The unanimous decision by a three-member panel ordered Starbucks’ subsidiary, Siren Retail Corp., to negotiate with the new union, Bloomberg reported.
Workers at the Starbucks Reserve Roastery store in Seattle’s Capitol Hill neighborhood voted by a 38-27 margin in April to join Workers United, according to The Hill. The election was certified in May by the NLRB.
The Seattle store joined more than 250 Starbucks locations that have unionized over the past few years, The Hill reported.
The board members wrote that Starbucks “admits its refusal to bargain” with the union, adding that the company contested the legitimacy of the union’s victory because of the government’s choice to hold a mail-ballot instead of an in-person election, Bloomberg reported.
According to the NLRB’s four-page decision, Siren Retail Corp. shall “cease and desist from failing and refusing to recognize and bargain with Workers United.”

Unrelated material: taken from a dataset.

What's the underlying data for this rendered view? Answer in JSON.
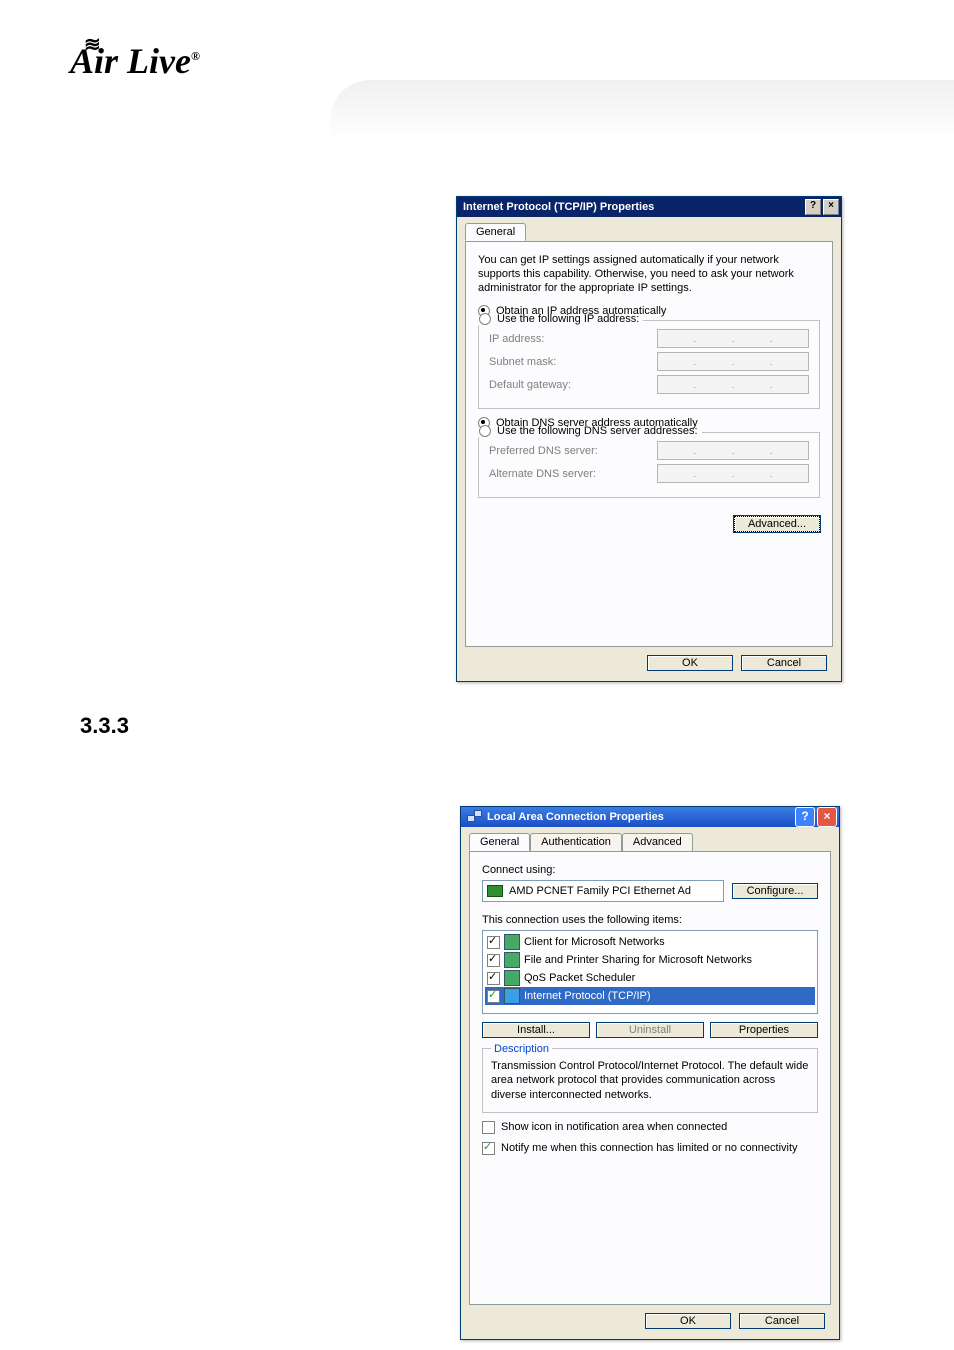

In a statement, Starbucks said it plans to appeal the ruling, Bloomberg reported.
“We are challenging certification of the Seattle Roastery election and plan to appeal today’s decision,” a company spokesperson said in an email to the business news outlet.
In an emailed statement, Workers United told Bloomberg that Starbucks “is continuing its aggressive anti-union campaign against workers by delaying, confusing, and flat-out refusing to bargain with them.”
The decision comes after Starbucks employees at more than 100 stores nationwide went on strike on Red Cup Day, Bloomberg reported. The day, which was held on Nov. 18 this year, is typically one of the business’ busiest times of the year, as the company hands out free reusable cups to customers.
©2022 Cox Media Group